# YOUR OBJECTIVE:
Your answer consists of the lines in the data that contain "subtitle". Copy each of them.

[Items from an interface collection]
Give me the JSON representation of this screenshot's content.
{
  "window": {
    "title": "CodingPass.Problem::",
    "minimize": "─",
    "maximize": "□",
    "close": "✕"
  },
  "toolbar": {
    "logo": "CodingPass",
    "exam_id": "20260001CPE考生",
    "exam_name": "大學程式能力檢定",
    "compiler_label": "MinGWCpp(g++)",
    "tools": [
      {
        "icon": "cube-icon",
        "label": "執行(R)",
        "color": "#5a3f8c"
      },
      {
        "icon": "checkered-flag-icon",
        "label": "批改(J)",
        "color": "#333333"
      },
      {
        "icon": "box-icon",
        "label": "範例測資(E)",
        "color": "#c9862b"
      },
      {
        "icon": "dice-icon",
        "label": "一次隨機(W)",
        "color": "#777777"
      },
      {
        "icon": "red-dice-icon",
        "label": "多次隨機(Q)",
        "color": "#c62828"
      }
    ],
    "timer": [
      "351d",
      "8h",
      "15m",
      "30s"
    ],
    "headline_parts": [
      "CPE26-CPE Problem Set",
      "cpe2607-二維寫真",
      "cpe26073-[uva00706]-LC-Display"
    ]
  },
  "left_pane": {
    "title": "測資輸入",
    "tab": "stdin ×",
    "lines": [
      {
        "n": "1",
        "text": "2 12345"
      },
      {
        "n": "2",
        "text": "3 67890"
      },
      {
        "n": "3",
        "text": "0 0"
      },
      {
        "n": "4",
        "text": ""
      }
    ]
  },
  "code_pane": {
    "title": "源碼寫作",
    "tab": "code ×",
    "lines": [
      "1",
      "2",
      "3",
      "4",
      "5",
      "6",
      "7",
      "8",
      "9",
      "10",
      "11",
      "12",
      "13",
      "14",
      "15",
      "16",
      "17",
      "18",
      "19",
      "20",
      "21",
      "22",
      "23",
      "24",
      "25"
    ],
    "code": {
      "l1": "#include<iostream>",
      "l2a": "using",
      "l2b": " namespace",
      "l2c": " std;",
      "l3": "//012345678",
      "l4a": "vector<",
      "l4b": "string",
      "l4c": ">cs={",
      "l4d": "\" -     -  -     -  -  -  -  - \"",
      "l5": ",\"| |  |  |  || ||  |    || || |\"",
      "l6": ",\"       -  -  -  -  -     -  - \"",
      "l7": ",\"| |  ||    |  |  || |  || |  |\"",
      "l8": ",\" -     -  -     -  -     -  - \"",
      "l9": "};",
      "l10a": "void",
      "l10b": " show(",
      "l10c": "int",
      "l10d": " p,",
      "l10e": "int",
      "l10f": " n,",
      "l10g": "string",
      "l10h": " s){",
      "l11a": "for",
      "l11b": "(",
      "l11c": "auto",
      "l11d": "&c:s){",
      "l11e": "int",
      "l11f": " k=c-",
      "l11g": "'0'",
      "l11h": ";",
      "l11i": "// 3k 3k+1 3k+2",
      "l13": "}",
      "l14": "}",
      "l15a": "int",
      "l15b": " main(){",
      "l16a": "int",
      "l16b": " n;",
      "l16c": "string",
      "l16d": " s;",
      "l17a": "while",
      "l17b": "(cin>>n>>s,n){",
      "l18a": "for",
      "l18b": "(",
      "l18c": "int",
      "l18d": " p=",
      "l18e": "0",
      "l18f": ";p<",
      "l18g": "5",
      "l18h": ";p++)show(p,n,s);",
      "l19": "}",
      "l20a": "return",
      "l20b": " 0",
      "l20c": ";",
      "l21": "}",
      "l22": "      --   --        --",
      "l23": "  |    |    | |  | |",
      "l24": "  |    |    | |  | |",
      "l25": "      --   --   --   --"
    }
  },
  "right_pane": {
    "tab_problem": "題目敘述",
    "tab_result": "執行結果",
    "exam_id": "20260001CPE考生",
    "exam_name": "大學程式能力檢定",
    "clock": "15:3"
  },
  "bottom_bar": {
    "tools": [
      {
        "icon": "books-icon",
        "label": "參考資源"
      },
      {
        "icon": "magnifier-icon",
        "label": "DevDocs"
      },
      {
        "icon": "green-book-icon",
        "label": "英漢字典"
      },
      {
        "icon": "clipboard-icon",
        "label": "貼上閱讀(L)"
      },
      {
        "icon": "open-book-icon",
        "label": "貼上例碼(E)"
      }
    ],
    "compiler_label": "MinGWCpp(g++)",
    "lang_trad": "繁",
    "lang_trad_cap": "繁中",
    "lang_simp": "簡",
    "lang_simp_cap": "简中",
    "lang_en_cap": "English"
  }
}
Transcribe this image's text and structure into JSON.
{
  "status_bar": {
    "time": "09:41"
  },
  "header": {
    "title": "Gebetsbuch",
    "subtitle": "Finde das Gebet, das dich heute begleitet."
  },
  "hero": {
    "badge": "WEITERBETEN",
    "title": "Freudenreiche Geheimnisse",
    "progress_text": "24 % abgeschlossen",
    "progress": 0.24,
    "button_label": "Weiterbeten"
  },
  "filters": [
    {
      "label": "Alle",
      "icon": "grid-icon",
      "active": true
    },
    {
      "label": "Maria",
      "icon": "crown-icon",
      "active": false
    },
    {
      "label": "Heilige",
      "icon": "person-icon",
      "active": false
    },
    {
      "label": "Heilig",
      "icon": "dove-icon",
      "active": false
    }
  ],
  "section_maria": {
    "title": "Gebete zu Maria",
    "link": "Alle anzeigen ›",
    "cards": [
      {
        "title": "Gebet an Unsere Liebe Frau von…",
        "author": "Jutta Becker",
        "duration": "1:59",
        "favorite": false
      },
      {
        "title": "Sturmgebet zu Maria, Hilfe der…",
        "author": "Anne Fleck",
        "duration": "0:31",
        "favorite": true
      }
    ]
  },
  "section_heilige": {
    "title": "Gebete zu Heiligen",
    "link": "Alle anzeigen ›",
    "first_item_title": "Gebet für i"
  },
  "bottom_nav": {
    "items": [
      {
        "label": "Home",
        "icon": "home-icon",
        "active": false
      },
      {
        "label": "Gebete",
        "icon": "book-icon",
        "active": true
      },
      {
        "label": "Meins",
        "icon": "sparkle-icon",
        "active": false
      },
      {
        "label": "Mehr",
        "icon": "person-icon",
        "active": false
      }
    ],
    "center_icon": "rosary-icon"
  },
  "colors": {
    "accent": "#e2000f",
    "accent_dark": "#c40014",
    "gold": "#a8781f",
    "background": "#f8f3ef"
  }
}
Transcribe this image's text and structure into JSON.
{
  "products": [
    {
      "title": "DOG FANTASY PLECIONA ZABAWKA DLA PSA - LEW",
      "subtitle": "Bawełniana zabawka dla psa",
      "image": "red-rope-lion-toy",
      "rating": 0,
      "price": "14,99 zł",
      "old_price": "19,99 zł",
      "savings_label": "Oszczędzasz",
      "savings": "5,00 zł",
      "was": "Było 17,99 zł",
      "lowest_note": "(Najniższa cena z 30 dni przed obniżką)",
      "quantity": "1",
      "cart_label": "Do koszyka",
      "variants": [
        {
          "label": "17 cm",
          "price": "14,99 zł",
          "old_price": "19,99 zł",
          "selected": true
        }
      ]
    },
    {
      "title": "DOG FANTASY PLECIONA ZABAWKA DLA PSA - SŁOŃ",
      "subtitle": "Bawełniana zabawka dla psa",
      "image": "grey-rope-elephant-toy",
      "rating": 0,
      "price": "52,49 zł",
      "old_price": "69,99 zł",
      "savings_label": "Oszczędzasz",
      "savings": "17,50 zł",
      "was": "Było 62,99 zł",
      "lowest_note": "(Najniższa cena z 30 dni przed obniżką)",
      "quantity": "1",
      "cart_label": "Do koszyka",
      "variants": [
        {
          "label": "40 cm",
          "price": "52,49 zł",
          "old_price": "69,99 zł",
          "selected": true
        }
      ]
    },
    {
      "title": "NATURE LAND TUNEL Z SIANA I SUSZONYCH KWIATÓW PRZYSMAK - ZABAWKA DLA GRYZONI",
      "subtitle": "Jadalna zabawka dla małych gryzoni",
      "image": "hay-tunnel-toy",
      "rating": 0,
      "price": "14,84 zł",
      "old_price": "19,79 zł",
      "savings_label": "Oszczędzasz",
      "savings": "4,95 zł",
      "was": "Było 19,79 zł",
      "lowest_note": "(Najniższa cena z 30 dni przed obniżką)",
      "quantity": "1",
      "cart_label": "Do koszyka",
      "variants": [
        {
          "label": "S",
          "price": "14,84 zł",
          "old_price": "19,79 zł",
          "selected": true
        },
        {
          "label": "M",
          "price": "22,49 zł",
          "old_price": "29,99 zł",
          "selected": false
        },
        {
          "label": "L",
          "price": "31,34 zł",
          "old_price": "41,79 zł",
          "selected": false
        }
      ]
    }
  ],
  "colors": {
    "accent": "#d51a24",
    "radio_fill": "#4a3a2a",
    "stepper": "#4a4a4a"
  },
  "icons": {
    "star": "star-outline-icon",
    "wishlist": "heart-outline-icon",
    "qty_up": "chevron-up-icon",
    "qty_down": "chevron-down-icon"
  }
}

# ANSWER TO THE EXERCISE:
    "subtitle": "Finde das Gebet, das dich heute begleitet."
      "subtitle": "Bawełniana zabawka dla psa",
      "subtitle": "Bawełniana zabawka dla psa",
      "subtitle": "Jadalna zabawka dla małych gryzoni",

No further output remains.